Significantly the final leg of Rumsfeld’s tour was to Kyrgyzstan, where last month’s so-called “tulip revolution” installed a new pro-US regime. Acting Prime Minister Kurmanbek Bakiyev reassured the US defence secretary that the republic would “comply with all the international agreements we have signed, including with the United States”. At least 800 US military personnel are stationed just outside the capital of Bishkek at the Manas air base, which is used to ferry troops and equipment into Afghanistan and to provide air-to-air refuelling for US warplanes in the region.

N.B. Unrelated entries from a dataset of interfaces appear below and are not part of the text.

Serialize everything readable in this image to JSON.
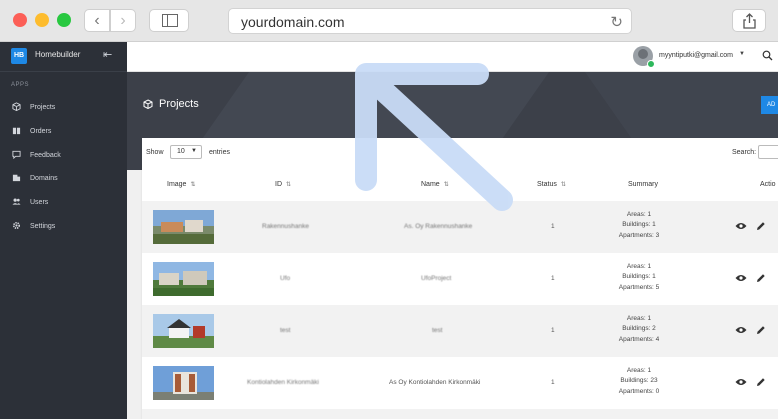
{
  "browser": {
    "url": "yourdomain.com"
  },
  "sidebar": {
    "logo": "HB",
    "brand": "Homebuilder",
    "section": "APPS",
    "items": [
      {
        "label": "Projects",
        "icon": "cube-icon"
      },
      {
        "label": "Orders",
        "icon": "book-icon"
      },
      {
        "label": "Feedback",
        "icon": "message-icon"
      },
      {
        "label": "Domains",
        "icon": "building-icon"
      },
      {
        "label": "Users",
        "icon": "users-icon"
      },
      {
        "label": "Settings",
        "icon": "gear-icon"
      }
    ]
  },
  "topbar": {
    "email": "myyntiputki@gmail.com"
  },
  "page": {
    "title": "Projects",
    "add_button": "AD"
  },
  "table": {
    "show_label": "Show",
    "page_length": "10",
    "entries_label": "entries",
    "search_label": "Search:",
    "columns": [
      "Image",
      "ID",
      "Name",
      "Status",
      "Summary",
      "Actio"
    ],
    "rows": [
      {
        "id": "Rakennushanke",
        "name": "As. Oy Rakennushanke",
        "status": "1",
        "summary": [
          "Areas: 1",
          "Buildings: 1",
          "Apartments: 3"
        ]
      },
      {
        "id": "Ufo",
        "name": "UfoProject",
        "status": "1",
        "summary": [
          "Areas: 1",
          "Buildings: 1",
          "Apartments: 5"
        ]
      },
      {
        "id": "test",
        "name": "test",
        "status": "1",
        "summary": [
          "Areas: 1",
          "Buildings: 2",
          "Apartments: 4"
        ]
      },
      {
        "id": "Kontiolahden Kirkonmäki",
        "name": "As Oy Kontiolahden Kirkonmäki",
        "status": "1",
        "summary": [
          "Areas: 1",
          "Buildings: 23",
          "Apartments: 0"
        ]
      }
    ]
  },
  "colors": {
    "sidebar_bg": "#2c3038",
    "banner_bg": "#3c4049",
    "accent": "#1e88e5",
    "arrow": "#c9dcf7"
  }
}
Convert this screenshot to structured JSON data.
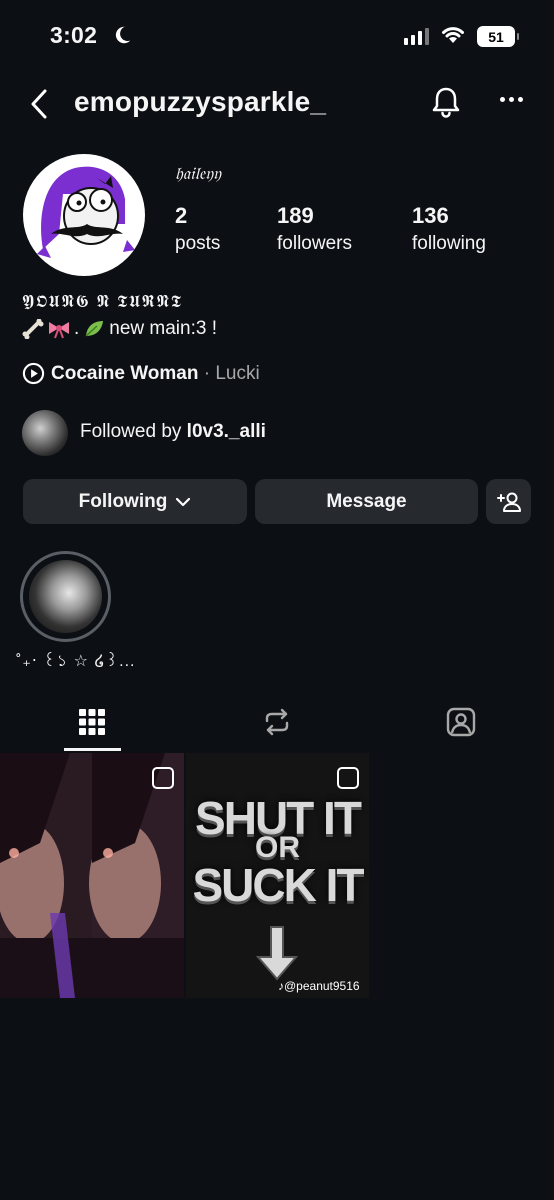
{
  "status_bar": {
    "time": "3:02",
    "battery": "51"
  },
  "header": {
    "username": "emopuzzysparkle_"
  },
  "profile": {
    "display_name": "𝔥𝔞𝔦𝔩𝔢𝔶𝔶",
    "stats": [
      {
        "value": "2",
        "label": "posts"
      },
      {
        "value": "189",
        "label": "followers"
      },
      {
        "value": "136",
        "label": "following"
      }
    ],
    "bio_line1": "𝖄𝕺𝖀𝕹𝕲 𝕹 𝕿𝖀𝕽𝕹𝕿",
    "bio_line2_text": "new main:3 !",
    "music": {
      "song": "Cocaine Woman",
      "separator": " · ",
      "artist": "Lucki"
    },
    "followed_by_prefix": "Followed by ",
    "followed_by_user": "l0v3._alli"
  },
  "actions": {
    "following_label": "Following",
    "message_label": "Message"
  },
  "highlights": [
    {
      "label": "˚₊‧ ꒰১ ☆ ໒꒱..."
    }
  ],
  "posts": [
    {
      "type": "image"
    },
    {
      "type": "image",
      "line1": "SHUT IT",
      "line2": "OR",
      "line3": "SUCK IT",
      "watermark": "@peanut9516"
    }
  ],
  "colors": {
    "background": "#0c1014",
    "button": "#262a2f",
    "secondary_text": "#a8a8a8",
    "avatar_purple": "#7b2fd0"
  }
}
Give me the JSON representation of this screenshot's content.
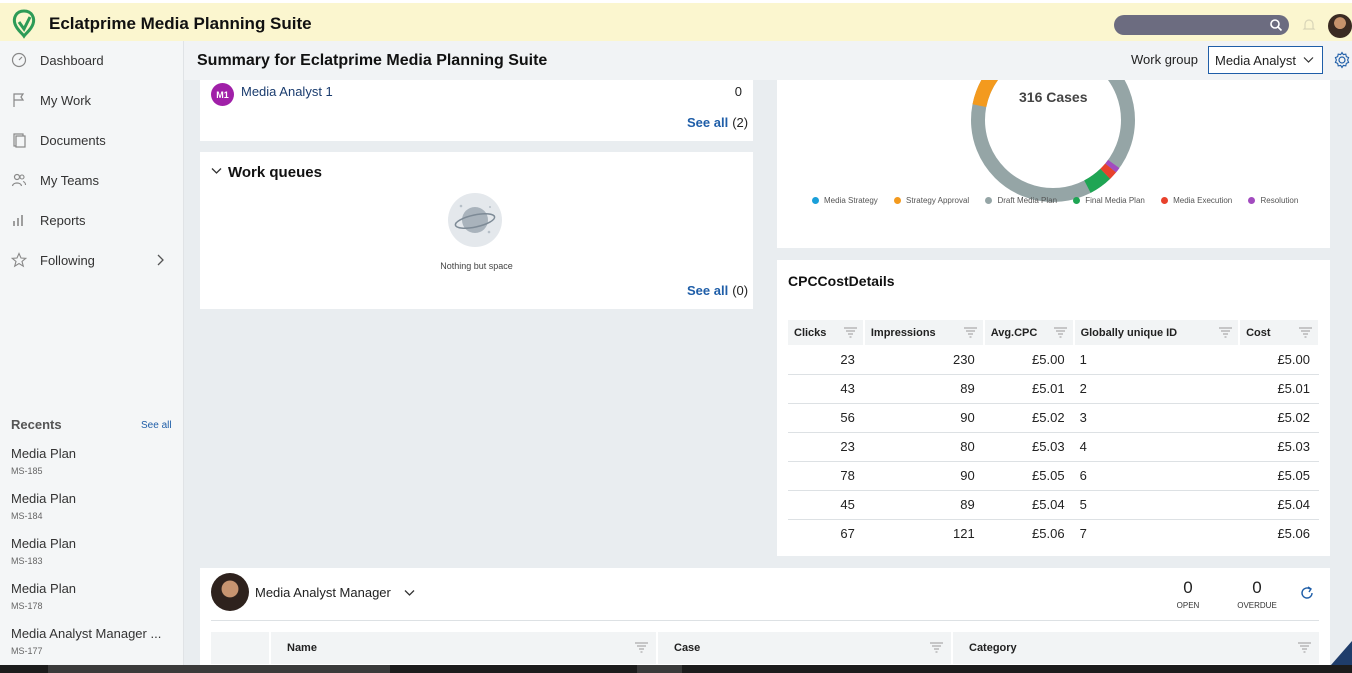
{
  "header": {
    "app_title": "Eclatprime Media Planning Suite",
    "search_placeholder": ""
  },
  "sidebar": {
    "items": [
      {
        "label": "Dashboard",
        "icon": "dashboard-icon"
      },
      {
        "label": "My Work",
        "icon": "flag-icon"
      },
      {
        "label": "Documents",
        "icon": "documents-icon"
      },
      {
        "label": "My Teams",
        "icon": "team-icon"
      },
      {
        "label": "Reports",
        "icon": "reports-icon"
      },
      {
        "label": "Following",
        "icon": "star-icon"
      }
    ],
    "recents_title": "Recents",
    "recents_see_all": "See all",
    "recents": [
      {
        "title": "Media Plan",
        "id": "MS-185"
      },
      {
        "title": "Media Plan",
        "id": "MS-184"
      },
      {
        "title": "Media Plan",
        "id": "MS-183"
      },
      {
        "title": "Media Plan",
        "id": "MS-178"
      },
      {
        "title": "Media Analyst Manager ...",
        "id": "MS-177"
      }
    ]
  },
  "page": {
    "title": "Summary for Eclatprime Media Planning Suite",
    "work_group_label": "Work group",
    "work_group_value": "Media Analyst"
  },
  "members_card": {
    "member_initials": "M1",
    "member_name": "Media Analyst 1",
    "member_count": "0",
    "see_all": "See all",
    "see_all_count": "(2)"
  },
  "work_queues": {
    "title": "Work queues",
    "empty_text": "Nothing but space",
    "see_all": "See all",
    "see_all_count": "(0)"
  },
  "cases_chart": {
    "center_label": "316 Cases",
    "colors": {
      "media_strategy": "#1a9fd9",
      "strategy_approval": "#f39a1e",
      "draft_media_plan": "#95a5a6",
      "final_media_plan": "#1fa554",
      "media_execution": "#e8412c",
      "resolution": "#a24bbf"
    },
    "legend": [
      "Media Strategy",
      "Strategy Approval",
      "Draft Media Plan",
      "Final Media Plan",
      "Media Execution",
      "Resolution"
    ]
  },
  "cpc_table": {
    "title": "CPCCostDetails",
    "columns": [
      "Clicks",
      "Impressions",
      "Avg.CPC",
      "Globally unique ID",
      "Cost"
    ],
    "rows": [
      [
        "23",
        "230",
        "£5.00",
        "1",
        "£5.00"
      ],
      [
        "43",
        "89",
        "£5.01",
        "2",
        "£5.01"
      ],
      [
        "56",
        "90",
        "£5.02",
        "3",
        "£5.02"
      ],
      [
        "23",
        "80",
        "£5.03",
        "4",
        "£5.03"
      ],
      [
        "78",
        "90",
        "£5.05",
        "6",
        "£5.05"
      ],
      [
        "45",
        "89",
        "£5.04",
        "5",
        "£5.04"
      ],
      [
        "67",
        "121",
        "£5.06",
        "7",
        "£5.06"
      ]
    ]
  },
  "manager_card": {
    "name": "Media Analyst Manager",
    "open_count": "0",
    "open_label": "OPEN",
    "overdue_count": "0",
    "overdue_label": "OVERDUE",
    "columns": [
      "Name",
      "Case",
      "Category"
    ]
  }
}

The US military also has a base in neighbouring Uzbekistan at Qarshi Hanabad holding about 1,500 US soldiers and has agreements with Tajikistan and Kazakhstan for the use of their airfields for military operations. Turkmenistan has granted overflight rights to US aircraft. While the US bases in Central Asia are relatively small they form an essential component of the Pentagon’s strategy for an international network of bases, facilities and agreements to enable a rapid military response anywhere in the globe.

Rumsfeld’s preoccupation with military bases demonstrates once again that the US intervention into Afghanistan had nothing to do with the welfare of the Afghan people. While the Pentagon is spending millions of dollars on constructing new bases, Afghanistan remains one of the world’s poorest and most economically backward countries.

A recent BBC article entitled “Cold exposes Afghanistan’s broken promises” by author Ahmed Rashid points out that more than 600 people, many of them children, have died of exposure and hunger due to the extreme conditions of the Afghan winter. It was not so much the lack of relief supplies that caused the deaths but the inability to reach remote areas because of the appalling state of the road and communication system.

“Afghans are still paying with their lives for the failure of the international community to fulfil its many promises to help rebuild the country,” Rashid commented. “Even in Kabul’s premier Indira Ghandhi hospital, children in incubators and on respirators live or die depending on whether there are power cuts to the hospital. Heating is non-existent and at times the temperature in the hospital has dropped to minus 10 degrees. Many of the districts have no functioning hospitals and local clinics are devoid of medicines.”

More than three years after Washington installed Karzai in Kabul, Afghanistan ranks 173 out of 178 countries on the UN’s development indices. Every aspect of infrastructure from electricity and water to transport and communications remains in a shambles. Life expectancy for Afghans is still only 44 years. In the wake of the winter deaths, UN agencies are now warning that as the snows melt in spring there will be flooding and more personal tragedies.